There are many times throughout the program that I disagree with students about their ideas or choices in process or product; I’ve learned that sometimes they need to test their theories and I have to acknowledge that they are taking ownership over their learning. This is risky and can be messy and confusing for some (and frustrating for me); but it also lets me support students to take risks in learning and trying new ideas. At the beginning of the program, we create a community or group agreement about how we want to “be” in the program and how we want to interact with others. I add what is important for me in my role and students add what they want, we continually revisit this agreement to ensure we are each upholding our shared commitment. More often than not, some of us will disagree about how we interpret the agreement or with how I choose to implement or enforce the agreement, and we usually have to discuss what this means for us moving forward and how we want to revise it. I usually tell students that I intervene in my role as program coordinator if physical, intellectual, or emotional safety is threatened in any way for an individual or the group. Giving and receiving constructive feedback is also an important part of our learning in the program and we try to get comfortable with making mistakes and not letting those mistakes define us or our learning experience. This is certainly not easy for teenage girls (or adults), so I have learned to be transparent about my decision-making and planning process, and to expect more from students then they expect of themselves.
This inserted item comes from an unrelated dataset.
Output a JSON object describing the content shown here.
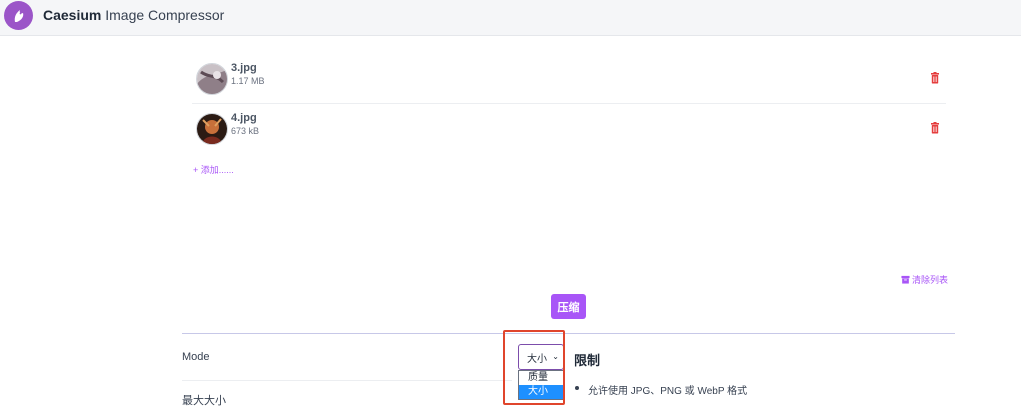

I found myself watching a lot of videos on the Teaching Channel, but this one I shared in our twitter session, was inspiring for me: Differentiation in Math Using Computer Games. This teacher probably didn’t instantly have it all figured out how to differentiate or be able to integrate technology overnight, but his persistence and commitment to his students’ learning helped him to advocate for technology that enables him to differentiate instruction for his students. As teachers, we need to be brave and step out of our comfort zone to integrate new ideas, strategies, and tools into our practice, so students can be better prepared to innovate, creatively solve-problems, and direct their own learning as they figure out who and how they want to be in society.
I also stumbled upon this google site: STEM Curriculum Resources by Dr. Wesley Fryer because I wanted to find more examples of teachers using MinecraftEdu. This teacher compiles lessons and resources on various STEM tools that can be used in the classroom, an awesome resource!
References and Resources:
Bubbl – concept mapping software (http://bubbl.us)
Fryer, W. STEM Curriculum Resources by Dr. Wesley. Google Site: http://stem.wesfryer.com/home/minecraft
Learning in Afterschool & Summer Project (LIA) Retrieved from: http://www.learninginafterschool.org/position.htm
McCarthy, J. (July 23, 2014). 3 Ways to Plan for Diverse Learners: What Teachers Do. Edutopia.org. Retrieved from: http://www.edutopia.org/blog/differentiated-instruction-ways-to-plan-john-mccarthy
Methods of Differentiation in the Classroom. 2010. BBC Active, Educational Publishers. Retrieved from: http://www.bbcactive.com/BBCActiveIdeasandResources/MethodsofDifferentiationintheClassroom.aspx
Pronovost, R. Video: Differentiating in Math using Computer Games. Teaching Channel. Retrieved on January 25, 2015 from https://www.teachingchannel.org/videos/differentiating-in-math
Tomlinson, C.A. (2001). How to Differentiate Instruction in Mixed-Ability Classrooms, 2nd Ed. Association for Supervision and Curriculum Development (ASCD): Alexandria.